__THE PROBLEM__
Restate the entries below exactly. Images are not part of the copy.

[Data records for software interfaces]
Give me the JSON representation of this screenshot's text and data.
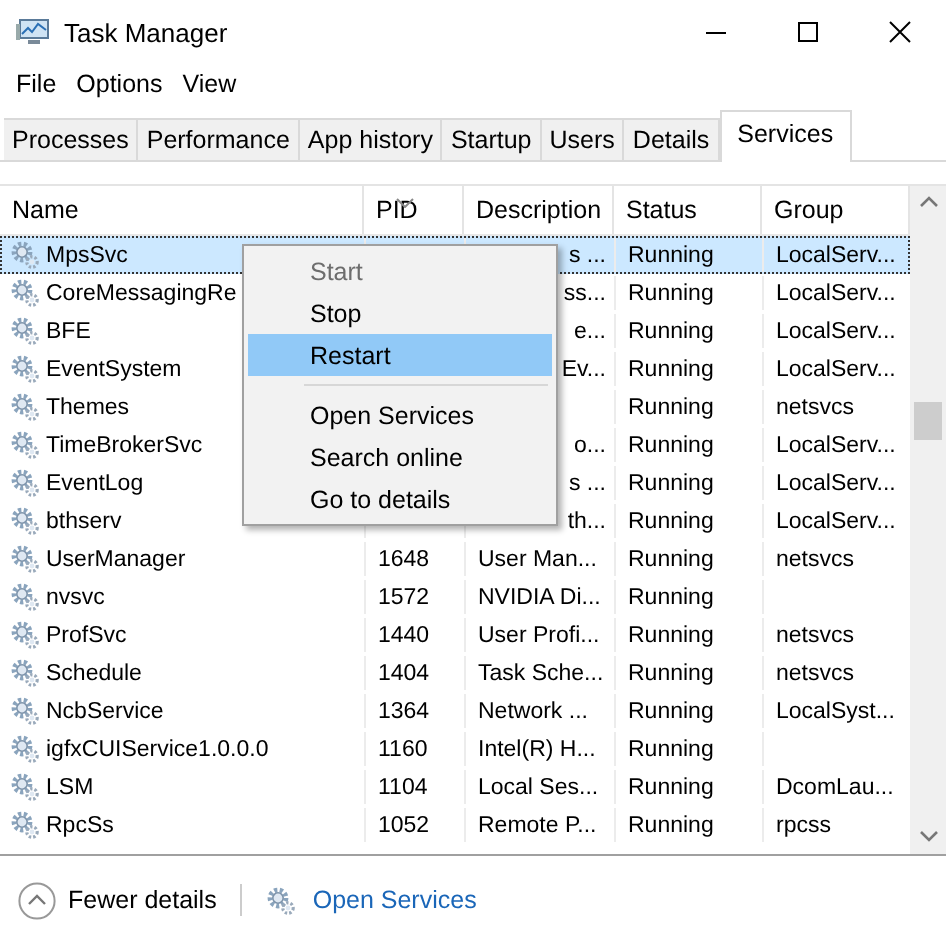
{
  "window": {
    "title": "Task Manager"
  },
  "menu_bar": [
    "File",
    "Options",
    "View"
  ],
  "tabs": [
    {
      "label": "Processes",
      "selected": false
    },
    {
      "label": "Performance",
      "selected": false
    },
    {
      "label": "App history",
      "selected": false
    },
    {
      "label": "Startup",
      "selected": false
    },
    {
      "label": "Users",
      "selected": false
    },
    {
      "label": "Details",
      "selected": false
    },
    {
      "label": "Services",
      "selected": true
    }
  ],
  "table": {
    "columns": [
      {
        "label": "Name",
        "sorted": false
      },
      {
        "label": "PID",
        "sorted": true
      },
      {
        "label": "Description",
        "sorted": false
      },
      {
        "label": "Status",
        "sorted": false
      },
      {
        "label": "Group",
        "sorted": false
      }
    ],
    "rows": [
      {
        "name": "MpsSvc",
        "description": "s ...",
        "status": "Running",
        "group": "LocalServ...",
        "selected": true
      },
      {
        "name": "CoreMessagingRe",
        "description": "ss...",
        "status": "Running",
        "group": "LocalServ...",
        "selected": false
      },
      {
        "name": "BFE",
        "description": "e...",
        "status": "Running",
        "group": "LocalServ...",
        "selected": false
      },
      {
        "name": "EventSystem",
        "description": "Ev...",
        "status": "Running",
        "group": "LocalServ...",
        "selected": false
      },
      {
        "name": "Themes",
        "status": "Running",
        "group": "netsvcs",
        "selected": false
      },
      {
        "name": "TimeBrokerSvc",
        "description": "o...",
        "status": "Running",
        "group": "LocalServ...",
        "selected": false
      },
      {
        "name": "EventLog",
        "description": "s ...",
        "status": "Running",
        "group": "LocalServ...",
        "selected": false
      },
      {
        "name": "bthserv",
        "description": "th...",
        "status": "Running",
        "group": "LocalServ...",
        "selected": false
      },
      {
        "name": "UserManager",
        "pid": "1648",
        "description": "User Man...",
        "status": "Running",
        "group": "netsvcs",
        "selected": false
      },
      {
        "name": "nvsvc",
        "pid": "1572",
        "description": "NVIDIA Di...",
        "status": "Running",
        "selected": false
      },
      {
        "name": "ProfSvc",
        "pid": "1440",
        "description": "User Profi...",
        "status": "Running",
        "group": "netsvcs",
        "selected": false
      },
      {
        "name": "Schedule",
        "pid": "1404",
        "description": "Task Sche...",
        "status": "Running",
        "group": "netsvcs",
        "selected": false
      },
      {
        "name": "NcbService",
        "pid": "1364",
        "description": "Network ...",
        "status": "Running",
        "group": "LocalSyst...",
        "selected": false
      },
      {
        "name": "igfxCUIService1.0.0.0",
        "pid": "1160",
        "description": "Intel(R) H...",
        "status": "Running",
        "selected": false
      },
      {
        "name": "LSM",
        "pid": "1104",
        "description": "Local Ses...",
        "status": "Running",
        "group": "DcomLau...",
        "selected": false
      },
      {
        "name": "RpcSs",
        "pid": "1052",
        "description": "Remote P...",
        "status": "Running",
        "group": "rpcss",
        "selected": false
      }
    ]
  },
  "context_menu": {
    "items": [
      {
        "kind": "item",
        "label": "Start",
        "disabled": true,
        "selected": false
      },
      {
        "kind": "item",
        "label": "Stop",
        "disabled": false,
        "selected": false
      },
      {
        "kind": "item",
        "label": "Restart",
        "disabled": false,
        "selected": true
      },
      {
        "kind": "separator"
      },
      {
        "kind": "item",
        "label": "Open Services",
        "disabled": false,
        "selected": false
      },
      {
        "kind": "item",
        "label": "Search online",
        "disabled": false,
        "selected": false
      },
      {
        "kind": "item",
        "label": "Go to details",
        "disabled": false,
        "selected": false
      }
    ]
  },
  "footer": {
    "toggle": "Fewer details",
    "link": "Open Services"
  }
}
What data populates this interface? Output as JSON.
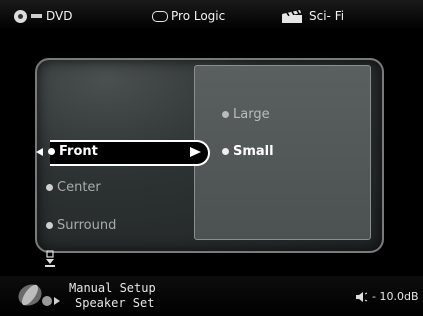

__TASK RESPONSE__
Give me the JSON representation of this screenshot's text and data.
{
  "window": {
    "title": "Task Manager"
  },
  "menu_bar": [
    "File",
    "Options",
    "View"
  ],
  "tabs": [
    {
      "label": "Processes",
      "selected": false
    },
    {
      "label": "Performance",
      "selected": false
    },
    {
      "label": "App history",
      "selected": false
    },
    {
      "label": "Startup",
      "selected": false
    },
    {
      "label": "Users",
      "selected": false
    },
    {
      "label": "Details",
      "selected": false
    },
    {
      "label": "Services",
      "selected": true
    }
  ],
  "table": {
    "columns": [
      {
        "label": "Name",
        "sorted": false
      },
      {
        "label": "PID",
        "sorted": true
      },
      {
        "label": "Description",
        "sorted": false
      },
      {
        "label": "Status",
        "sorted": false
      },
      {
        "label": "Group",
        "sorted": false
      }
    ],
    "rows": [
      {
        "name": "MpsSvc",
        "description": "s ...",
        "status": "Running",
        "group": "LocalServ...",
        "selected": true
      },
      {
        "name": "CoreMessagingRe",
        "description": "ss...",
        "status": "Running",
        "group": "LocalServ...",
        "selected": false
      },
      {
        "name": "BFE",
        "description": "e...",
        "status": "Running",
        "group": "LocalServ...",
        "selected": false
      },
      {
        "name": "EventSystem",
        "description": "Ev...",
        "status": "Running",
        "group": "LocalServ...",
        "selected": false
      },
      {
        "name": "Themes",
        "status": "Running",
        "group": "netsvcs",
        "selected": false
      },
      {
        "name": "TimeBrokerSvc",
        "description": "o...",
        "status": "Running",
        "group": "LocalServ...",
        "selected": false
      },
      {
        "name": "EventLog",
        "description": "s ...",
        "status": "Running",
        "group": "LocalServ...",
        "selected": false
      },
      {
        "name": "bthserv",
        "description": "th...",
        "status": "Running",
        "group": "LocalServ...",
        "selected": false
      },
      {
        "name": "UserManager",
        "pid": "1648",
        "description": "User Man...",
        "status": "Running",
        "group": "netsvcs",
        "selected": false
      },
      {
        "name": "nvsvc",
        "pid": "1572",
        "description": "NVIDIA Di...",
        "status": "Running",
        "selected": false
      },
      {
        "name": "ProfSvc",
        "pid": "1440",
        "description": "User Profi...",
        "status": "Running",
        "group": "netsvcs",
        "selected": false
      },
      {
        "name": "Schedule",
        "pid": "1404",
        "description": "Task Sche...",
        "status": "Running",
        "group": "netsvcs",
        "selected": false
      },
      {
        "name": "NcbService",
        "pid": "1364",
        "description": "Network ...",
        "status": "Running",
        "group": "LocalSyst...",
        "selected": false
      },
      {
        "name": "igfxCUIService1.0.0.0",
        "pid": "1160",
        "description": "Intel(R) H...",
        "status": "Running",
        "selected": false
      },
      {
        "name": "LSM",
        "pid": "1104",
        "description": "Local Ses...",
        "status": "Running",
        "group": "DcomLau...",
        "selected": false
      },
      {
        "name": "RpcSs",
        "pid": "1052",
        "description": "Remote P...",
        "status": "Running",
        "group": "rpcss",
        "selected": false
      }
    ]
  },
  "context_menu": {
    "items": [
      {
        "kind": "item",
        "label": "Start",
        "disabled": true,
        "selected": false
      },
      {
        "kind": "item",
        "label": "Stop",
        "disabled": false,
        "selected": false
      },
      {
        "kind": "item",
        "label": "Restart",
        "disabled": false,
        "selected": true
      },
      {
        "kind": "separator"
      },
      {
        "kind": "item",
        "label": "Open Services",
        "disabled": false,
        "selected": false
      },
      {
        "kind": "item",
        "label": "Search online",
        "disabled": false,
        "selected": false
      },
      {
        "kind": "item",
        "label": "Go to details",
        "disabled": false,
        "selected": false
      }
    ]
  },
  "footer": {
    "toggle": "Fewer details",
    "link": "Open Services"
  }
}
What data populates this interface? Output as JSON.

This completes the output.